Exercise: What is the number of lines in the listing below that include the string "favicon"? Answer with that number alone.

+ + +

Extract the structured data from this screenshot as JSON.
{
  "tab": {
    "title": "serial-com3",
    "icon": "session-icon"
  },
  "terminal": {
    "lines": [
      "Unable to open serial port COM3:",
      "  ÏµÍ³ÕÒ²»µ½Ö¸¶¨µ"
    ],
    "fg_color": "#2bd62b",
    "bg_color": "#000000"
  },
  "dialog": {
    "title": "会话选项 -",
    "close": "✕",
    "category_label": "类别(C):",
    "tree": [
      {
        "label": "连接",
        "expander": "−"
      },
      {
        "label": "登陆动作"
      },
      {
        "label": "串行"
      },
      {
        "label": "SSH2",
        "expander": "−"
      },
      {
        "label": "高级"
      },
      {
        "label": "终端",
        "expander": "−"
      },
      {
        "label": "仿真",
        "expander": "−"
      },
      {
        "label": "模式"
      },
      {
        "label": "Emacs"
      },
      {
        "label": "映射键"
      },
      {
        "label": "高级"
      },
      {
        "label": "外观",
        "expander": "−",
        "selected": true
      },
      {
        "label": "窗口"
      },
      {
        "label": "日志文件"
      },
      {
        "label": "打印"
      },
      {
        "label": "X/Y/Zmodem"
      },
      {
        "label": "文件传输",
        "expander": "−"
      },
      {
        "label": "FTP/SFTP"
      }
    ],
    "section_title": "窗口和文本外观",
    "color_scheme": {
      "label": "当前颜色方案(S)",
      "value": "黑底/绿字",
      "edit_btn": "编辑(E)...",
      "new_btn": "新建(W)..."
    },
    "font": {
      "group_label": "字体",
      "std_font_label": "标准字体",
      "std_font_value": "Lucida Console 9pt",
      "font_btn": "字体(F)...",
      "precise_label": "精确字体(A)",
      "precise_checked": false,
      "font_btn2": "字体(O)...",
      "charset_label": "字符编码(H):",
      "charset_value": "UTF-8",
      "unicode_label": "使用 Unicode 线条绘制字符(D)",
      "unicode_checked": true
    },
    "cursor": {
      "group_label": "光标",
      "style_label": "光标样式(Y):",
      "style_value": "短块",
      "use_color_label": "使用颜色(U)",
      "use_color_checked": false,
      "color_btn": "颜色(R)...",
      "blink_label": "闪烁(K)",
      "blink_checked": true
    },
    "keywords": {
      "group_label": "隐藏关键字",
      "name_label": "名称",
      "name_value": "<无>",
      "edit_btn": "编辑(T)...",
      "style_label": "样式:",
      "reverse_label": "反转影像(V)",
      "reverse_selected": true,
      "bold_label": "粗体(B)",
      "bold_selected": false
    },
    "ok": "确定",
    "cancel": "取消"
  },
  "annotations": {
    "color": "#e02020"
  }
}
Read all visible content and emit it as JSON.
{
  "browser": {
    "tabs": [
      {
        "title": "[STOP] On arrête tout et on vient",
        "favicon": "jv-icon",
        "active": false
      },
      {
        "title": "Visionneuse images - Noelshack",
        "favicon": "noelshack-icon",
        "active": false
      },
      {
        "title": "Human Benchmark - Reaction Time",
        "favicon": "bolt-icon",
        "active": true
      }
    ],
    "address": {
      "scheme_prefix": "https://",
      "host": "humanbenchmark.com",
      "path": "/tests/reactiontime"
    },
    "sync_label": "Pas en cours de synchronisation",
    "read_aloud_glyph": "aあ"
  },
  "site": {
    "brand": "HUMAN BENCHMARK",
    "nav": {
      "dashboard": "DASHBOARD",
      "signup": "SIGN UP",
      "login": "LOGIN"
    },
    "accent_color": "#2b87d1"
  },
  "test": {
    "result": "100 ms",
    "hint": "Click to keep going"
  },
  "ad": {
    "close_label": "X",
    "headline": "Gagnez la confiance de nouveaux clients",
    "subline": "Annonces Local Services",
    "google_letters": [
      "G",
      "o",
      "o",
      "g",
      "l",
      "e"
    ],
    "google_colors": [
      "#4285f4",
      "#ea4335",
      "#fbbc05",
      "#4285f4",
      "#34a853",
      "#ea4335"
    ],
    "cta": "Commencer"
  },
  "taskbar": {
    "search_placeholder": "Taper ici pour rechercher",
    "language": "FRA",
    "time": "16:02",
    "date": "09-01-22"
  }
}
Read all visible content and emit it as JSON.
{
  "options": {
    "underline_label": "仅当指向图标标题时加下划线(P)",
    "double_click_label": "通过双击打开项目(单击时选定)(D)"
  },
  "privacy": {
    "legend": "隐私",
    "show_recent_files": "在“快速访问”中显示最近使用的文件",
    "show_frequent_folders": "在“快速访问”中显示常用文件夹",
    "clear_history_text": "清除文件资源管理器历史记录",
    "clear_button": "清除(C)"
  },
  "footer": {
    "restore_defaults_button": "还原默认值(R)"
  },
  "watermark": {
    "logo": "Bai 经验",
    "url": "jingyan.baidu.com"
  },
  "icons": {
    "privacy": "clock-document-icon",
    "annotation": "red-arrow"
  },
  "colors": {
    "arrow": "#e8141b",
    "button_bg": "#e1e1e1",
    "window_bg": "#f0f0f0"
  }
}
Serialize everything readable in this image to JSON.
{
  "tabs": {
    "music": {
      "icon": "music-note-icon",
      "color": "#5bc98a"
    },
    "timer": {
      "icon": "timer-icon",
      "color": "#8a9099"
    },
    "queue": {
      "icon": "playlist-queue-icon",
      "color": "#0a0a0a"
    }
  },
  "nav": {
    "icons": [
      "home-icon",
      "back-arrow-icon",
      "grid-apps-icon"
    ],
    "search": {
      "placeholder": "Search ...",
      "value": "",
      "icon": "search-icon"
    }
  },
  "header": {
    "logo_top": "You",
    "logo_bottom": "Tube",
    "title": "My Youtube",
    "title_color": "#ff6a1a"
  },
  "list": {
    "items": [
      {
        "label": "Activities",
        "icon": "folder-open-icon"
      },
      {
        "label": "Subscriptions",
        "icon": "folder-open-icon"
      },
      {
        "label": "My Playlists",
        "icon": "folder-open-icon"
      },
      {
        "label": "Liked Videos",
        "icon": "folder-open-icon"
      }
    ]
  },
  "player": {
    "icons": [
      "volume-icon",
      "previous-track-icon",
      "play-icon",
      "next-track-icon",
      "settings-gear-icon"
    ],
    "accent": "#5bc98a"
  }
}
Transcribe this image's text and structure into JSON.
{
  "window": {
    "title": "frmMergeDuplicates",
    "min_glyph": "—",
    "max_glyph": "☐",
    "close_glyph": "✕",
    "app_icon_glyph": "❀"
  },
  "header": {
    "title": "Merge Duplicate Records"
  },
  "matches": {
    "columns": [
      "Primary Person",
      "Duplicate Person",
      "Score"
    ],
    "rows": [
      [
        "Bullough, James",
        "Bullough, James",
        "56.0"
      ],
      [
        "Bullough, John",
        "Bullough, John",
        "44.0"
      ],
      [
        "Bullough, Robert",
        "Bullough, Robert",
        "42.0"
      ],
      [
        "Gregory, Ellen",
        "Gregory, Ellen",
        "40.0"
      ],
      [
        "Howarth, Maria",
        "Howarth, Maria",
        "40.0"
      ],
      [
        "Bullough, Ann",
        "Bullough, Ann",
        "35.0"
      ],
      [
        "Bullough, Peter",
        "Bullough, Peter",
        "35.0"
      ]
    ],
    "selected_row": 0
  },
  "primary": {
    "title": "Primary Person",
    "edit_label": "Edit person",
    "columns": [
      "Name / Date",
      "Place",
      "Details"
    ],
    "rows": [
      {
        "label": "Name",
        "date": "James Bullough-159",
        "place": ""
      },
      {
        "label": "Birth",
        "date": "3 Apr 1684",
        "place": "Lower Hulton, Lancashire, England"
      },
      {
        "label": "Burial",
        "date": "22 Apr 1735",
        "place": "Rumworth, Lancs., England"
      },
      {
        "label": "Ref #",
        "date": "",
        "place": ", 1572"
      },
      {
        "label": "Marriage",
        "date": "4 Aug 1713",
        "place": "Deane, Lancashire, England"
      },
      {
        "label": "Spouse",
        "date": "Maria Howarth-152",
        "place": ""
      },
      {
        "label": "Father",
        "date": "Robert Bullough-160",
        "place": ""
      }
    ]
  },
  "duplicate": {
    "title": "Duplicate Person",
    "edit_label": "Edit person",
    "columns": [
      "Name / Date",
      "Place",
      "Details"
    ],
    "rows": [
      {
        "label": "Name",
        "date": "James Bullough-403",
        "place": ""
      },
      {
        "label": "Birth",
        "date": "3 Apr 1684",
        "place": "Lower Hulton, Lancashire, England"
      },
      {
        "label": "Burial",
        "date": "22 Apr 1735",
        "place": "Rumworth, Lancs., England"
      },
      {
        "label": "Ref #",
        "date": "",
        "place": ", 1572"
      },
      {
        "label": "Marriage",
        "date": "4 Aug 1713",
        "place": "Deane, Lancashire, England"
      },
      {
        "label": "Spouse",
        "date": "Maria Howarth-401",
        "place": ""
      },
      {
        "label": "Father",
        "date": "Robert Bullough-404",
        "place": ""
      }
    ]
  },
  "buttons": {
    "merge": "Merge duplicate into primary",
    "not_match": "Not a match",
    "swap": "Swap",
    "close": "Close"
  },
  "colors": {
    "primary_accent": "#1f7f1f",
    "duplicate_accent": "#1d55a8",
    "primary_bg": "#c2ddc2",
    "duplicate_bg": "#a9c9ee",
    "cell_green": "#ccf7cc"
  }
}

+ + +

Solution to the exercise: 3